#### EXERCISE INPUTS

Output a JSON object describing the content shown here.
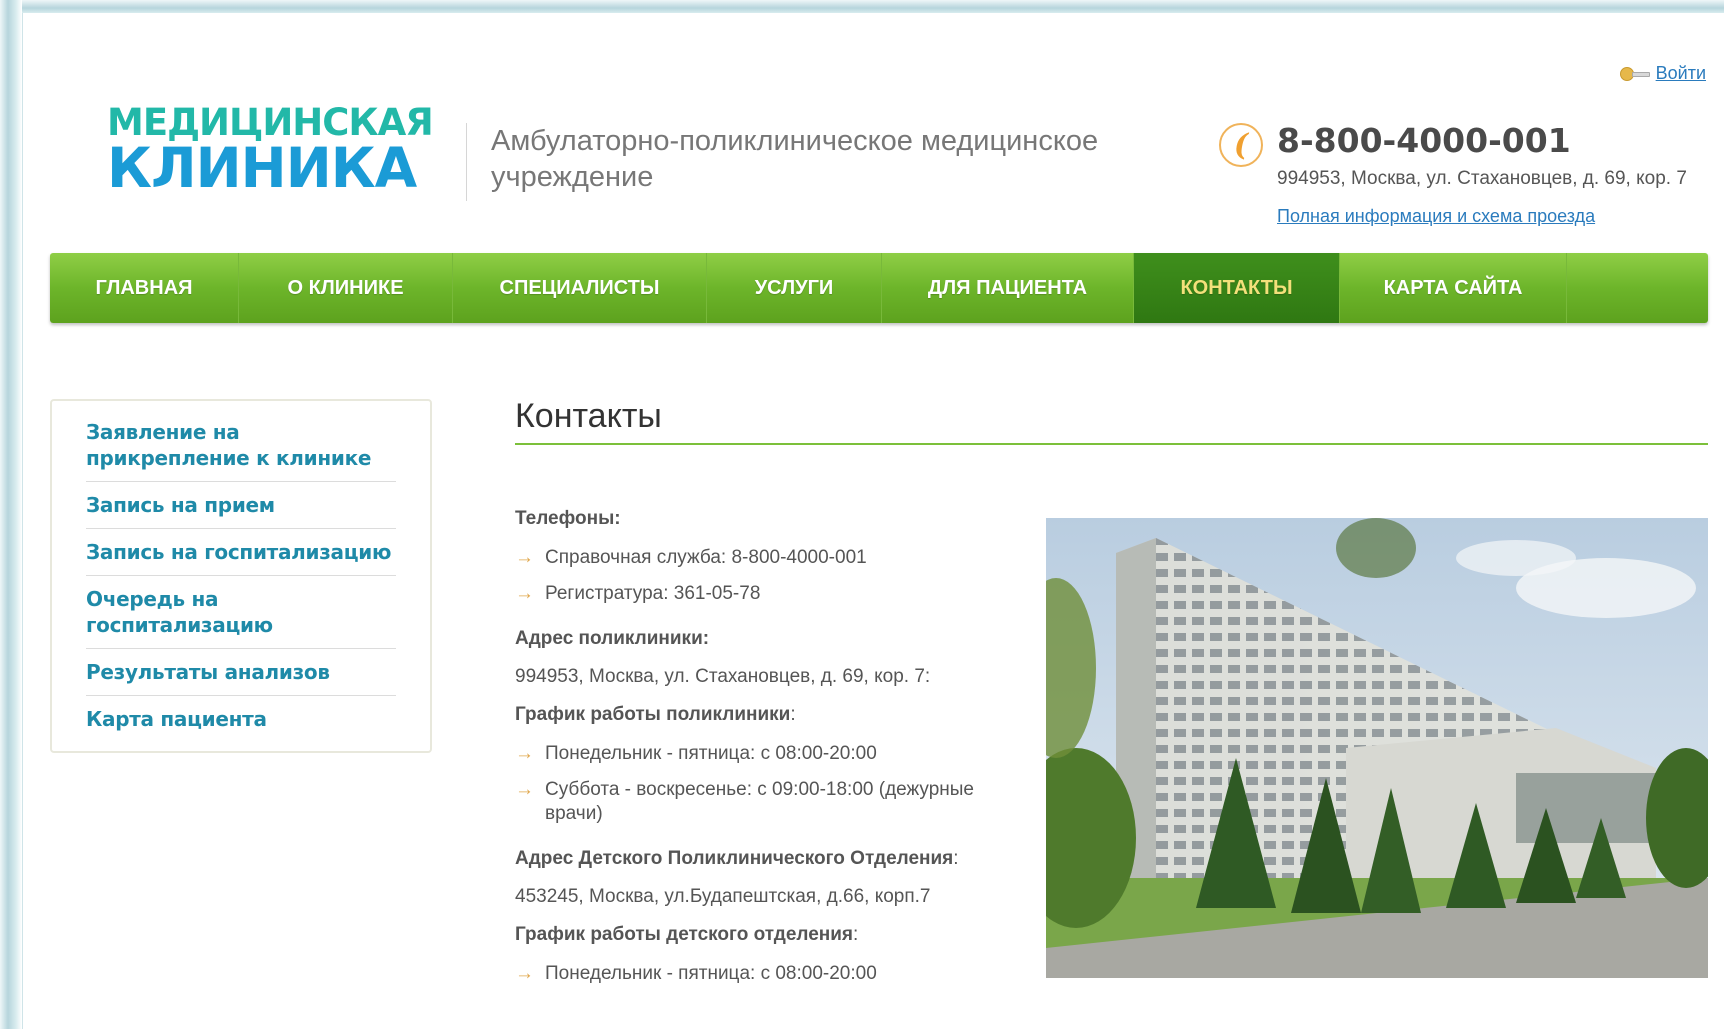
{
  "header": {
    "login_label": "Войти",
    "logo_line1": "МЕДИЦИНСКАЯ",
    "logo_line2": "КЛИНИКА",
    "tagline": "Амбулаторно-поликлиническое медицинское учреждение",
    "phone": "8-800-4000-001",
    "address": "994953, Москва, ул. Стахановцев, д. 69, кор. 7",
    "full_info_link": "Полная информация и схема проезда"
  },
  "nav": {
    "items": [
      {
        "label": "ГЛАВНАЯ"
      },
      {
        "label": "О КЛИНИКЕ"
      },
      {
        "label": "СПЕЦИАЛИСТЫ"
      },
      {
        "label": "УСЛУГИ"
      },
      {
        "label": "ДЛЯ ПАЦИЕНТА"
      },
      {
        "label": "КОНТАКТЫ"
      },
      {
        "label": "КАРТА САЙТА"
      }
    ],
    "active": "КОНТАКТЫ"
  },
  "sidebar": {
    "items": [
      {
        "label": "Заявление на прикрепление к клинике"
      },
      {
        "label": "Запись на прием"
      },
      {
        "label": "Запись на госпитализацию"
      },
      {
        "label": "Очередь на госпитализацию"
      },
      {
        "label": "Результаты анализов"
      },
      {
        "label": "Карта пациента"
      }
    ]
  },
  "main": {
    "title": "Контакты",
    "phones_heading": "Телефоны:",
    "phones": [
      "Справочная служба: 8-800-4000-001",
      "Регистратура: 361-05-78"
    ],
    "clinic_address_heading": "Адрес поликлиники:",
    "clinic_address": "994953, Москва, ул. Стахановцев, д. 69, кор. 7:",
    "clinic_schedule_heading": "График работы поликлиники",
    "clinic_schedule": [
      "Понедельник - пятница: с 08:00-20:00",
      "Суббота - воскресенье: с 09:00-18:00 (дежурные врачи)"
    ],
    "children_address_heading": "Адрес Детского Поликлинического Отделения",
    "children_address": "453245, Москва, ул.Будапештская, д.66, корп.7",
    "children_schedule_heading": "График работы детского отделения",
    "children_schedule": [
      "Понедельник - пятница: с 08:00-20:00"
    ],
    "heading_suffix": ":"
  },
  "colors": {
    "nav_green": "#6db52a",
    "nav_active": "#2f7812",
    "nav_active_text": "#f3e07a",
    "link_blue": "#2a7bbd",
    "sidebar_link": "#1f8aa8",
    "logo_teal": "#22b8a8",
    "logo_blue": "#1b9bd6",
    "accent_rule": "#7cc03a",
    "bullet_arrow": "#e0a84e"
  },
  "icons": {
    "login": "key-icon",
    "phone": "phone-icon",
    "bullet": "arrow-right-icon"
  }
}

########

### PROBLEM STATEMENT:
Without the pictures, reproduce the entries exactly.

### TASK OUTPUT:
Output a JSON object describing the content shown here.
{
  "header": {
    "login_label": "Войти",
    "logo_line1": "МЕДИЦИНСКАЯ",
    "logo_line2": "КЛИНИКА",
    "tagline": "Амбулаторно-поликлиническое медицинское учреждение",
    "phone": "8-800-4000-001",
    "address": "994953, Москва, ул. Стахановцев, д. 69, кор. 7",
    "full_info_link": "Полная информация и схема проезда"
  },
  "nav": {
    "items": [
      {
        "label": "ГЛАВНАЯ"
      },
      {
        "label": "О КЛИНИКЕ"
      },
      {
        "label": "СПЕЦИАЛИСТЫ"
      },
      {
        "label": "УСЛУГИ"
      },
      {
        "label": "ДЛЯ ПАЦИЕНТА"
      },
      {
        "label": "КОНТАКТЫ"
      },
      {
        "label": "КАРТА САЙТА"
      }
    ],
    "active": "КОНТАКТЫ"
  },
  "sidebar": {
    "items": [
      {
        "label": "Заявление на прикрепление к клинике"
      },
      {
        "label": "Запись на прием"
      },
      {
        "label": "Запись на госпитализацию"
      },
      {
        "label": "Очередь на госпитализацию"
      },
      {
        "label": "Результаты анализов"
      },
      {
        "label": "Карта пациента"
      }
    ]
  },
  "main": {
    "title": "Контакты",
    "phones_heading": "Телефоны:",
    "phones": [
      "Справочная служба: 8-800-4000-001",
      "Регистратура: 361-05-78"
    ],
    "clinic_address_heading": "Адрес поликлиники:",
    "clinic_address": "994953, Москва, ул. Стахановцев, д. 69, кор. 7:",
    "clinic_schedule_heading": "График работы поликлиники",
    "clinic_schedule": [
      "Понедельник - пятница: с 08:00-20:00",
      "Суббота - воскресенье: с 09:00-18:00 (дежурные врачи)"
    ],
    "children_address_heading": "Адрес Детского Поликлинического Отделения",
    "children_address": "453245, Москва, ул.Будапештская, д.66, корп.7",
    "children_schedule_heading": "График работы детского отделения",
    "children_schedule": [
      "Понедельник - пятница: с 08:00-20:00"
    ],
    "heading_suffix": ":"
  },
  "colors": {
    "nav_green": "#6db52a",
    "nav_active": "#2f7812",
    "nav_active_text": "#f3e07a",
    "link_blue": "#2a7bbd",
    "sidebar_link": "#1f8aa8",
    "logo_teal": "#22b8a8",
    "logo_blue": "#1b9bd6",
    "accent_rule": "#7cc03a",
    "bullet_arrow": "#e0a84e"
  },
  "icons": {
    "login": "key-icon",
    "phone": "phone-icon",
    "bullet": "arrow-right-icon"
  }
}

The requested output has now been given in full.